For Cinco de Mayo, which conveniently falls on a Monday, I wanted to do something traditional. If you’re a returning reader to Sew You Think You Can Cook you know that almost every Monday I feature a Mexican-inspired recipe for Mexican Mondays. How authentic my recipes are is very debatable, and I don’t pretend that they are. Most of what I make spins from the American version of Mexican cuisine. But for Cinco de Mayo I thought I’d pay tribute to the holiday.
Cinco de Mayo is not Mexican Independence Day like most Americans believe. (Fun fact: Mexico’s Independence Day is September 16th) Cinco de Mayo is not a national Mexican holiday or even celebrated throughout the country. Oddly enough, the largest Cinco de Mayo celebration occurs in Los Angeles!
Cinco de Mayo commemorates the Battle of Puebla when the Mexican army defeated the French in 1862. Puebla is considered the melting pot of Mexico – Spanish, French, and the Oriental flavors were given to native Aztec and Mayan foods. While Puebla is known for it’s Mole Poblano I planned to prepare Chiles en Nogada (stuffed chiles in a walnut cream sauce), even it it’s not typically served until the fall when walnuts and pomegranates are in season.
Note I said planned to prepare?
Life got in the way. Weekends were spent out of town and Stuart was on travel (I wasn’t about to spend so much time and effort on a dish just for me). So my Plan B was to create a sweet traditionally found in Puebla – Jamoncillo Pinion. The [translated] recipe looked simple enough. And then I was placed on bed rest. My mom generously offered to give it a shot. Somewhere along the way we failed at candy making. Whether something was lost in the translation or we were simply too impatient I’m not sure. But the candy never set – even after putting it in the freezer overnight. (Before I get in trouble, I am in no way blaming her! I’d be posting the same story if I were the one standing at the stove.)
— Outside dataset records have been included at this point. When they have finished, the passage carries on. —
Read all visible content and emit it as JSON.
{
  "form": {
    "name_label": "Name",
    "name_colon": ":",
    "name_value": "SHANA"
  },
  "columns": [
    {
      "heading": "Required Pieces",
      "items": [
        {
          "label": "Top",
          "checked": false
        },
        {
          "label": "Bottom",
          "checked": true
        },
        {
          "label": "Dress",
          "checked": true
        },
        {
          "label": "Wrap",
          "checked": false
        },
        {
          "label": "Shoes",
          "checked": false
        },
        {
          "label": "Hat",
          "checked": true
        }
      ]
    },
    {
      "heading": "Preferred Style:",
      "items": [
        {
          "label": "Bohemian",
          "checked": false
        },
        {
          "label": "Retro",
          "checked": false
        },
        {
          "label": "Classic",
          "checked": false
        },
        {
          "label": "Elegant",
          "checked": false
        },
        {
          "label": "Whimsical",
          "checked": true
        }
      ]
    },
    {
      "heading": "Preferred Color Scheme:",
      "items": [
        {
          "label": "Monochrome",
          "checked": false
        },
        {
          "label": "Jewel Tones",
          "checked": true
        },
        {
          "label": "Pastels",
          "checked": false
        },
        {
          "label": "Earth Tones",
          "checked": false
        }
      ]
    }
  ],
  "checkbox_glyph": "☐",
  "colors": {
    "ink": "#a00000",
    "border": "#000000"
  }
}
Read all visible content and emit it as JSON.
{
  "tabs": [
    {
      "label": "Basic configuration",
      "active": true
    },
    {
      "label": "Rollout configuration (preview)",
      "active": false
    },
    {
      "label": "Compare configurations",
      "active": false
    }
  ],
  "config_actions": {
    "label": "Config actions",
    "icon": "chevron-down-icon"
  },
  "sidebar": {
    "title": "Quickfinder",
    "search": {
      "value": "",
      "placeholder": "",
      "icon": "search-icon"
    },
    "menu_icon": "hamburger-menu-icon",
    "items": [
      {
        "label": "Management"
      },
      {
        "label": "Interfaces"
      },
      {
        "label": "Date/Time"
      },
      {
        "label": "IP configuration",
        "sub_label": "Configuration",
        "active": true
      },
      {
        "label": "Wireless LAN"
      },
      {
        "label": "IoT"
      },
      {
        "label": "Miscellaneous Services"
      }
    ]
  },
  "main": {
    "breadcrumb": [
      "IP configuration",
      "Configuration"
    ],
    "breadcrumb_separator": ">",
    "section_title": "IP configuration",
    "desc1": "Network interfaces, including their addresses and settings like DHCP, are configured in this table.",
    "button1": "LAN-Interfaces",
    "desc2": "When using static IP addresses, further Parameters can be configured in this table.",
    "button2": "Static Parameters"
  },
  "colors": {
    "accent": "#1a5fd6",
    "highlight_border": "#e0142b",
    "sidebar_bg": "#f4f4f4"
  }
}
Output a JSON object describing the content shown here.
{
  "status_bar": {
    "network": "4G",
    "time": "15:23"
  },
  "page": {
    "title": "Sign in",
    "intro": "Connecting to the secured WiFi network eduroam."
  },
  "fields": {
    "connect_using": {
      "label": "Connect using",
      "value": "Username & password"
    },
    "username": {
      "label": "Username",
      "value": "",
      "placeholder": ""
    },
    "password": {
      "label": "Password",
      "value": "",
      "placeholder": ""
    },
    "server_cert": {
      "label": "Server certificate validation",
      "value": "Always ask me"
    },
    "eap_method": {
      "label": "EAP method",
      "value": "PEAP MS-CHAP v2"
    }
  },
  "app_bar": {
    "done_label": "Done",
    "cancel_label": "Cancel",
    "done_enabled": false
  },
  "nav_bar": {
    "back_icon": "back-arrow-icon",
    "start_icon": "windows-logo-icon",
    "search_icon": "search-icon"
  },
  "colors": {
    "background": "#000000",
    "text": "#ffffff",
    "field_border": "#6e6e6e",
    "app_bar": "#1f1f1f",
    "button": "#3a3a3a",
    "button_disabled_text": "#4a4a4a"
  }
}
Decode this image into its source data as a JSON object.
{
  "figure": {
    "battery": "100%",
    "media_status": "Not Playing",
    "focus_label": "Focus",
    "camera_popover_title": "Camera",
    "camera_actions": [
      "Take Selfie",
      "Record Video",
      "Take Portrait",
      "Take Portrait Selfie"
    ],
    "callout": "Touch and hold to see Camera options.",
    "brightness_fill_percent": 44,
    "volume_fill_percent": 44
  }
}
So now what? I can’t NOT have a post on Cinco de Mayo!
With Cinco de Mayo being widely popular in the states and salsa being the number one condiment in America, why not a simple salsa?
Spicy Blender Salsa
- 1 can (14 oz) diced tomatoes
- 1 can (10 oz) diced tomatoes and green chiles
- 1/4 yellow onion, chopped
- 1 clove garlic, smashed and peeled
- 1 small jalapeno, ribs and seeds removed
- 3/4 tsp salt
- 1/4 tsp cumin
- 2 tsp honey
- 1/4 C fresh cilantro
- juice of 1 lime
- Place all ingredients in a blender and pulse until combined. Taste and adjust any seasonings if needed.
*This recipe is adapted from Kelley at http://www.mountainmamacooks.com/2012/01/quick-and-easy-blender-salsa/*
Stuart has now put a ban on all grocery store salsas and demands this be made every time instead.